Democracy, Meta-Choices, and Taking the Long View
Julian Sanchez makes an interesting point about “meta-choices,” how we force ourselves to eschew snap decisions and to take the long view, and how this relates to democracy:
A polity can establish broad and general principles specifying the conditions under which government may or should act, or it can vote on individual policies and programs on a case-by-case basis (with many gradations in between, of course). Both are clearly in some sense “democratic”; the proper balance between them will depend in part on one’s theory about how democratic deliberation confers legitimacy, just as the weight an individual gives to different types of “choices” will turn on a view about the nature of rational autonomy. Limited government is sometimes painted as constraint on democracy—an obstacle to what a majority might favor at a particular time. But political elites, like marketers, understand how the frame and scope of a choice may radically affect what the very same person or polity would choose—and claims by either that only one counts as true “choice” or “democracy” ought to be viewed with due skepticism.
This prompted me to amend my list of political paradoxes, as follows:
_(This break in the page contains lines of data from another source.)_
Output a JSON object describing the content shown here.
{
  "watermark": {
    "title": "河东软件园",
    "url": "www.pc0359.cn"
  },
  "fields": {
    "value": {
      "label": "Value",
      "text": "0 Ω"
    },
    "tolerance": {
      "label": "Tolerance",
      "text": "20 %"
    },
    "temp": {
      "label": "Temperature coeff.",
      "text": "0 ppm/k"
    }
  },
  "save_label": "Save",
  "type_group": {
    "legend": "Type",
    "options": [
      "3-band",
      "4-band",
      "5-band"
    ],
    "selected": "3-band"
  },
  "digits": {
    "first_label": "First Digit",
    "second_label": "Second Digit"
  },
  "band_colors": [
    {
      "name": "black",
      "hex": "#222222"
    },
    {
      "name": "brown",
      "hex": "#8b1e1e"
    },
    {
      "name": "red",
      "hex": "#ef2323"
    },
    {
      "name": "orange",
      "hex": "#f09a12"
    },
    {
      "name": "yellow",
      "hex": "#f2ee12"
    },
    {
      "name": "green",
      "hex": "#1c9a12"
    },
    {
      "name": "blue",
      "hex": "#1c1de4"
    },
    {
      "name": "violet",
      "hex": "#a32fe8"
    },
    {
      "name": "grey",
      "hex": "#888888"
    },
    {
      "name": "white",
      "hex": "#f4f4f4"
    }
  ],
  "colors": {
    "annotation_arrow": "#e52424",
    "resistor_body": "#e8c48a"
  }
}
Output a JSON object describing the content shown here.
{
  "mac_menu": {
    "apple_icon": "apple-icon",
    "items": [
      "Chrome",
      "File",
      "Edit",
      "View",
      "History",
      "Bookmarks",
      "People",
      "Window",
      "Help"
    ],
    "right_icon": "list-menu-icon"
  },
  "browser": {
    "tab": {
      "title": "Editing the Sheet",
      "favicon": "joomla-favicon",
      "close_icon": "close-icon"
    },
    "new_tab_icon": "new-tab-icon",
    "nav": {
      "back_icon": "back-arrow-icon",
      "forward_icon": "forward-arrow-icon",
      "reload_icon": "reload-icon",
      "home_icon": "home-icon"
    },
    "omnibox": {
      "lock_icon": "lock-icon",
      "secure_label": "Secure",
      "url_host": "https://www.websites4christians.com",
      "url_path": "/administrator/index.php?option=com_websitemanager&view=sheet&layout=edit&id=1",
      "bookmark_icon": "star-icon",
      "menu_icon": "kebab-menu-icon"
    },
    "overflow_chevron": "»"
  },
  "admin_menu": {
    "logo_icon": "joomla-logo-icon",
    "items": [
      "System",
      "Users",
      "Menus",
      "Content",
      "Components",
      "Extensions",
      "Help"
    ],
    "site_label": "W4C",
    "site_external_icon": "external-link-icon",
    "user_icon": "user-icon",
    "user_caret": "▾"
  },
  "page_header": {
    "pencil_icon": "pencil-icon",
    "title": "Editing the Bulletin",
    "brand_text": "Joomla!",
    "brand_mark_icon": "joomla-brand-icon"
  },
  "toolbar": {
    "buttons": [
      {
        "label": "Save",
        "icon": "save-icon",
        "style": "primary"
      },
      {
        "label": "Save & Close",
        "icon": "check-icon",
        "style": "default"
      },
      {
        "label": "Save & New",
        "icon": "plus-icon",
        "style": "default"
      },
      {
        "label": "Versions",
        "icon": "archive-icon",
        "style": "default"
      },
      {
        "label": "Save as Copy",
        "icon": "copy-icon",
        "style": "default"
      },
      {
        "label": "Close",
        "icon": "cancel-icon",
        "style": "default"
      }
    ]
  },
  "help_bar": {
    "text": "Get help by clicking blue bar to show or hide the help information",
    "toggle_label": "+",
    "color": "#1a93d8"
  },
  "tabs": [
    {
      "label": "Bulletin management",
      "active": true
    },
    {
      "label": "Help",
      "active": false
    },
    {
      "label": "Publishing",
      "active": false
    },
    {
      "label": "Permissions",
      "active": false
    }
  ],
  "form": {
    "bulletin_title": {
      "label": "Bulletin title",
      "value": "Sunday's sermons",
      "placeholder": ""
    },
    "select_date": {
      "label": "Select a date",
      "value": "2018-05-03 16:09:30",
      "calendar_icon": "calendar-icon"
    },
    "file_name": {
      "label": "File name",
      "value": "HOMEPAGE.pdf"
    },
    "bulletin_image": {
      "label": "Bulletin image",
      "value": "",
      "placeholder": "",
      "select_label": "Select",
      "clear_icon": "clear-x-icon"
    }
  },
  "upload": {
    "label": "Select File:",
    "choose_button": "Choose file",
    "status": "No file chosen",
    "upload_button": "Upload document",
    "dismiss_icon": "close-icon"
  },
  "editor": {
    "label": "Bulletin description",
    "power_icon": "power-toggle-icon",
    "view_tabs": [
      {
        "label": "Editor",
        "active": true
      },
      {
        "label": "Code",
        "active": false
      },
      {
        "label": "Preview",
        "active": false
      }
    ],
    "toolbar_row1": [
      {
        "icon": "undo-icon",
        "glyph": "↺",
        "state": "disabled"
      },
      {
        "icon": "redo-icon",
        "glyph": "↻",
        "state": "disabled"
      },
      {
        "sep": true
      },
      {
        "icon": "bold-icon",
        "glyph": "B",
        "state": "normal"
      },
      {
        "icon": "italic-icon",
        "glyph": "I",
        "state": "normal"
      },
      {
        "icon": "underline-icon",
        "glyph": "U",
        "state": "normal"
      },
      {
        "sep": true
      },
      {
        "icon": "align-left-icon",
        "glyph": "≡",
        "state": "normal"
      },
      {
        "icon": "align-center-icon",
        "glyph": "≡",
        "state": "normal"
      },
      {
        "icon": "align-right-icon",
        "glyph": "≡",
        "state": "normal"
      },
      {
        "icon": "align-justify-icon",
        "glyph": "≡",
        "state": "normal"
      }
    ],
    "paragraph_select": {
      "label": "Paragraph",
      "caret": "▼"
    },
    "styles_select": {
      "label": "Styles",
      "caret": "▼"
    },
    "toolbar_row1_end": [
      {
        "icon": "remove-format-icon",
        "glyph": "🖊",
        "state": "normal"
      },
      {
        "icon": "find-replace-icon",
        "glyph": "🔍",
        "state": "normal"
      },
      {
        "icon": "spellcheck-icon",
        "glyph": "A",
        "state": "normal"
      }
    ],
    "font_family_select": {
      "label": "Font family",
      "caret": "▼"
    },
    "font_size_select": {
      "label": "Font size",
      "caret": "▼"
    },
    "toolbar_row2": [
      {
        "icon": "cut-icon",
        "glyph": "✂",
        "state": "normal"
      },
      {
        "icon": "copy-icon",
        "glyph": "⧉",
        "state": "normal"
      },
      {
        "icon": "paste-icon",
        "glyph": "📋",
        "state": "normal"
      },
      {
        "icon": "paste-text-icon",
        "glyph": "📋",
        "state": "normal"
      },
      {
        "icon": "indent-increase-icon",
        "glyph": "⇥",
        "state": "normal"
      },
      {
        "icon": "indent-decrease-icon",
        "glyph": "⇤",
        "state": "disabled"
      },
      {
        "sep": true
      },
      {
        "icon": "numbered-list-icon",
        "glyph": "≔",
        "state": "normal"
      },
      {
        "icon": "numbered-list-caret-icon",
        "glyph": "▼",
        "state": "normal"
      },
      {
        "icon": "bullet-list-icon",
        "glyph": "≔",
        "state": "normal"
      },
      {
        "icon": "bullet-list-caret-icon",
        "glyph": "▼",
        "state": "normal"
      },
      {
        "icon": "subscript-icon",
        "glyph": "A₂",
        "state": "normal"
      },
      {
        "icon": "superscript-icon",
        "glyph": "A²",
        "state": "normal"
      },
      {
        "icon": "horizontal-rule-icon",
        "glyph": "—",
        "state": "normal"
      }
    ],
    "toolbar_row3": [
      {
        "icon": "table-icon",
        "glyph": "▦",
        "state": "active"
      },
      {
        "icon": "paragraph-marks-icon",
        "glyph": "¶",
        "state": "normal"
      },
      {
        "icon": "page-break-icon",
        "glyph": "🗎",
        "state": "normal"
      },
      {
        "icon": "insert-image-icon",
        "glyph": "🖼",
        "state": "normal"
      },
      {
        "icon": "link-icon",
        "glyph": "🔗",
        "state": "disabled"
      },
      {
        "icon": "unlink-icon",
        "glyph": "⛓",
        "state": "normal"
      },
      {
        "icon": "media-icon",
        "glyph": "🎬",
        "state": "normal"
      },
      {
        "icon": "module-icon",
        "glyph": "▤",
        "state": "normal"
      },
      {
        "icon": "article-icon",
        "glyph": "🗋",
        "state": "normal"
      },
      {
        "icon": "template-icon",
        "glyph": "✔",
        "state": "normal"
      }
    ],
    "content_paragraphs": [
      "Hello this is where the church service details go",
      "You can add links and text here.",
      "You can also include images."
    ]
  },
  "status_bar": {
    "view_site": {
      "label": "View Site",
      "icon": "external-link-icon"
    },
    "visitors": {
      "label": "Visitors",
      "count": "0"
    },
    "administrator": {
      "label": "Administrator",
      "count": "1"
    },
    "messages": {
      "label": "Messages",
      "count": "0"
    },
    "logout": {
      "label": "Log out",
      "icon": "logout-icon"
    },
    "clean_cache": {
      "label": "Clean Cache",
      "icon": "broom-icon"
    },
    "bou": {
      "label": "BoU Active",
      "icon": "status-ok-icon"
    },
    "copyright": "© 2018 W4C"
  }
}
Liberals tend to favor restrictions on supposed lesser, short-term liberties if they perceive the restrictions will promote greater, long-term liberties; at the same time, however, liberals tend to eschew rigid adherence to the Constitution’s restrictions on government power designed for the very purpose of securing greater, long-term liberties.